PROBLEM TO WORK ON
Copy out each line of the material that includes the word "http".

======== SOURCE MATERIAL ========

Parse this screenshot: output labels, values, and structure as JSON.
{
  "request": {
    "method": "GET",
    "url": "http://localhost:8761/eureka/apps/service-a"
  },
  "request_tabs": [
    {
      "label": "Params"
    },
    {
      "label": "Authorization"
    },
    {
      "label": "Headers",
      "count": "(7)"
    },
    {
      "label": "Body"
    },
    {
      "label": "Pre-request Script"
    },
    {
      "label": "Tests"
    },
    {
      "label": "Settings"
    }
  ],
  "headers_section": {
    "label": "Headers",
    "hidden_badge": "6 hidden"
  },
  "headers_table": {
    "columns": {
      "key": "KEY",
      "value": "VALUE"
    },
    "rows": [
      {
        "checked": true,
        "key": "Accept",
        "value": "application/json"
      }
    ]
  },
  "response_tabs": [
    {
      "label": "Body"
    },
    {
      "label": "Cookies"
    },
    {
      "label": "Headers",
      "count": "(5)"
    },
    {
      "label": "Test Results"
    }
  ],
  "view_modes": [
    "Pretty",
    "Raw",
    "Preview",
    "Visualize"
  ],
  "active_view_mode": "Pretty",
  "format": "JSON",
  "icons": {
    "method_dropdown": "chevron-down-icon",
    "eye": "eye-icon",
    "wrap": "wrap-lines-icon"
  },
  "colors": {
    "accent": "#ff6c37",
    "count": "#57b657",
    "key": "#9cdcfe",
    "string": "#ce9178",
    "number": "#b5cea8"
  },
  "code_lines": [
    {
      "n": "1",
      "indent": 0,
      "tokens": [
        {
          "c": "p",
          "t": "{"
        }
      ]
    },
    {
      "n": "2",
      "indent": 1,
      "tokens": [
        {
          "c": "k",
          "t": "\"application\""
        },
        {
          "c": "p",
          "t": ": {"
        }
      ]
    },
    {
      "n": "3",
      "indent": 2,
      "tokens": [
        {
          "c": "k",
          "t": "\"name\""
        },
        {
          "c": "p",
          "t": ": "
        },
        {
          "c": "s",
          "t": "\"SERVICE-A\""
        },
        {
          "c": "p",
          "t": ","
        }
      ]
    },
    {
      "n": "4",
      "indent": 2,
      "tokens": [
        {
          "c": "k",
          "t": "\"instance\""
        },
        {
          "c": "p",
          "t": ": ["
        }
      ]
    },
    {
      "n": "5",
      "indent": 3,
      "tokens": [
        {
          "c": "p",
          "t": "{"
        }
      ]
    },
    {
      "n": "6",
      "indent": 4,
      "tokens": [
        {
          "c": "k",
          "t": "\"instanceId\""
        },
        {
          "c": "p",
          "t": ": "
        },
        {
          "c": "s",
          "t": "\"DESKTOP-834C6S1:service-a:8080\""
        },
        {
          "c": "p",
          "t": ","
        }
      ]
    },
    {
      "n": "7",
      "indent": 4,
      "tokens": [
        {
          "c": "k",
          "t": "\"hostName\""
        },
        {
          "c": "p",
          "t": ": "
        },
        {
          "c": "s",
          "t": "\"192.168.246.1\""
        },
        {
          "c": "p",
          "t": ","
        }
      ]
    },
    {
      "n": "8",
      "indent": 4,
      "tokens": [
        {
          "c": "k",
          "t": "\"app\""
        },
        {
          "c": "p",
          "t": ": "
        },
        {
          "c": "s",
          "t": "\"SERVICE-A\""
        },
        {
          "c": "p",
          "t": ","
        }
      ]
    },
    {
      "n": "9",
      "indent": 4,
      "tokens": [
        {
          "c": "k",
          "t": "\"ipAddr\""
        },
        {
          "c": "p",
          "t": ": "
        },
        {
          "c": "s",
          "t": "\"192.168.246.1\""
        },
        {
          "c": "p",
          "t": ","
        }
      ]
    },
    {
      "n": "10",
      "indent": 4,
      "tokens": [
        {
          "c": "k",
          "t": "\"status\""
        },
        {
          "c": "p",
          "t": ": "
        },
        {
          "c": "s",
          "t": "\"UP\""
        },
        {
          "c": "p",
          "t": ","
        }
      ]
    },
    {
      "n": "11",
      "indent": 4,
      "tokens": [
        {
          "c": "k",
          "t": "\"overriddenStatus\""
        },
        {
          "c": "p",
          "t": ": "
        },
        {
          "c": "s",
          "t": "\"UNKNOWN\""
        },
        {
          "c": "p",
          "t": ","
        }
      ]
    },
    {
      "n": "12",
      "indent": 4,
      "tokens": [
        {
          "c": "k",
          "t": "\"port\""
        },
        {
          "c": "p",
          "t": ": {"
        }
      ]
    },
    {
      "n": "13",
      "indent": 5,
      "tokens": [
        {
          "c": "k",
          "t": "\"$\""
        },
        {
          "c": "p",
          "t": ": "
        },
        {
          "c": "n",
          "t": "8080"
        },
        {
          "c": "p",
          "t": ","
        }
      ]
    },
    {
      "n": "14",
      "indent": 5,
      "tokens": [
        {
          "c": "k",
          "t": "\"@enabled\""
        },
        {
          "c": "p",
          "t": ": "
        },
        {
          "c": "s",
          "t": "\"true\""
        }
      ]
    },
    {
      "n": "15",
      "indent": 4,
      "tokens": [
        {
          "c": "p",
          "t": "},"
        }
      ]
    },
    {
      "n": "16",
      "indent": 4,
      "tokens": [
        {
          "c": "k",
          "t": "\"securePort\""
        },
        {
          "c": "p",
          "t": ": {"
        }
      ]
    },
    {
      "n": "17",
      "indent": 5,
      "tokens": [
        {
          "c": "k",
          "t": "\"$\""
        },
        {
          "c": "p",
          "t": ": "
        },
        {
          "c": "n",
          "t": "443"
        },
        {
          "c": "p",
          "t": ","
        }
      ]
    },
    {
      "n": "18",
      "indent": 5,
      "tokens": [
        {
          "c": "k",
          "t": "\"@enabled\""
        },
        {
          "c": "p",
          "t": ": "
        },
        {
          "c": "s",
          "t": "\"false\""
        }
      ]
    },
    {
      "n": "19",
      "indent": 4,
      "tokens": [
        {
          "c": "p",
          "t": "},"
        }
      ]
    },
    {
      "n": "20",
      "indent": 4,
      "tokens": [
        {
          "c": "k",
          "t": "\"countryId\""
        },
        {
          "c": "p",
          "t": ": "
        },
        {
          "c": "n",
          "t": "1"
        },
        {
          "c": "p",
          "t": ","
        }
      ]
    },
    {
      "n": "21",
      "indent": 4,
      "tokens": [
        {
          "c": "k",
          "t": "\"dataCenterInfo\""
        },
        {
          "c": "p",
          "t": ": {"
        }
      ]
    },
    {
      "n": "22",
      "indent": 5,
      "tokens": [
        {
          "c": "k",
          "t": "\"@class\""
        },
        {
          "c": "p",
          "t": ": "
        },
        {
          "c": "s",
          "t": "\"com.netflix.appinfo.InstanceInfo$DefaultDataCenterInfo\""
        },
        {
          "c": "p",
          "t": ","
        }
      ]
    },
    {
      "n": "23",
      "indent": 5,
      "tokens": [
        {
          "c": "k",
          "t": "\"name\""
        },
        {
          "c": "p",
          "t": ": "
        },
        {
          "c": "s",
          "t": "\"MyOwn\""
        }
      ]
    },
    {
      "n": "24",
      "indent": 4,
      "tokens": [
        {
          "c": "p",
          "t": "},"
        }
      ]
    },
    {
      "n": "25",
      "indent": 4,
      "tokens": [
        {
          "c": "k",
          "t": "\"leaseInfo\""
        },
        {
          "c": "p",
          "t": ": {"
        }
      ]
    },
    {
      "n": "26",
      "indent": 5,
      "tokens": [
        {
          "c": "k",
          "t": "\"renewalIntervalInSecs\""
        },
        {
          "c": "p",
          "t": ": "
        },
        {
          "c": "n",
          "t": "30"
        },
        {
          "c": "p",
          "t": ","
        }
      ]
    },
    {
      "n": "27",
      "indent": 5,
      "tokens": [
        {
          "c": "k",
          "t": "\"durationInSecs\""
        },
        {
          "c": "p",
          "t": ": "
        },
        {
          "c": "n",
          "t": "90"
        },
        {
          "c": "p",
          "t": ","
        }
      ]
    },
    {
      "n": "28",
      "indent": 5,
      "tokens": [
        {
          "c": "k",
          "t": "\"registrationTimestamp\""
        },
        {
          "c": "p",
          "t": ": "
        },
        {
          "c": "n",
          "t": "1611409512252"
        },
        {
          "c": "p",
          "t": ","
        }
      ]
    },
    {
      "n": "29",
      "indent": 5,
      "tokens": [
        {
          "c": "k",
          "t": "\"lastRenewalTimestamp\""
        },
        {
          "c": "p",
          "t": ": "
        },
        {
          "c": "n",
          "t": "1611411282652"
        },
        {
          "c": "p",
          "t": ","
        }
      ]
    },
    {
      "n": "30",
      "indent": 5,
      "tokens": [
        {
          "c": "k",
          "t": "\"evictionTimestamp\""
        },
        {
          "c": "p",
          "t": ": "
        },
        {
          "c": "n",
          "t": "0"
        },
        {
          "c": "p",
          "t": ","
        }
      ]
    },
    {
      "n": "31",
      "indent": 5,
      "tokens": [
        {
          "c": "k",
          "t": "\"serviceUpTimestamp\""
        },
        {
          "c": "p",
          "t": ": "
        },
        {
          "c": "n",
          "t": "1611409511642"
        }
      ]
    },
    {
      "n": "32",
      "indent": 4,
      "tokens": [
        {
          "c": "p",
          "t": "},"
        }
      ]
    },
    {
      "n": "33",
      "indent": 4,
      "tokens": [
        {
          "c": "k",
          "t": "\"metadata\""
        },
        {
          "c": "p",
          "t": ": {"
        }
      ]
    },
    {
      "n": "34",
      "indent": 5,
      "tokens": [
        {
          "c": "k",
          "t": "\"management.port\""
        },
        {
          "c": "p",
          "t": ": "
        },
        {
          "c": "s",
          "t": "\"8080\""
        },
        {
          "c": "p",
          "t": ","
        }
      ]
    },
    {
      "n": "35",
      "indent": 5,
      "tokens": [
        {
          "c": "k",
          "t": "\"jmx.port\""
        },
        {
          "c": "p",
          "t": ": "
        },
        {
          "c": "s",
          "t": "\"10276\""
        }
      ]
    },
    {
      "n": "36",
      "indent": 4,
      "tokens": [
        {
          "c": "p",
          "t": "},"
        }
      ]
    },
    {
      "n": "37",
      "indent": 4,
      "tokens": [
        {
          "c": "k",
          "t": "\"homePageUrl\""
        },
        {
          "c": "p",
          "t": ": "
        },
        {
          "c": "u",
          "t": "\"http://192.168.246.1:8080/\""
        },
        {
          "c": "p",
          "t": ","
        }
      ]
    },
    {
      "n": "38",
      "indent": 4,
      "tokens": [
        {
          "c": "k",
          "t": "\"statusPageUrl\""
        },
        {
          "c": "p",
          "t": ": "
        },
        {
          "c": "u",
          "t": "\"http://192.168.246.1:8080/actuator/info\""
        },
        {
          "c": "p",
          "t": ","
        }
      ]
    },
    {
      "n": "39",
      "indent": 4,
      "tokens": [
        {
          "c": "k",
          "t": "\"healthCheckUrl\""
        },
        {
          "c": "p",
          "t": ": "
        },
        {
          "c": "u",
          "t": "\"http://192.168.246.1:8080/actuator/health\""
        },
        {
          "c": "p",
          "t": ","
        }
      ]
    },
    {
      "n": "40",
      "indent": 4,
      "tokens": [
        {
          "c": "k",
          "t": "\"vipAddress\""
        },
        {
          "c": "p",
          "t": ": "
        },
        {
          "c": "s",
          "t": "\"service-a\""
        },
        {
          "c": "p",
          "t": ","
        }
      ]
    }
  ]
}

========

ANSWER SPACE
    "url": "http://localhost:8761/eureka/apps/service-a"
          "t": "\"http://192.168.246.1:8080/\""
          "t": "\"http://192.168.246.1:8080/actuator/info\""
          "t": "\"http://192.168.246.1:8080/actuator/health\""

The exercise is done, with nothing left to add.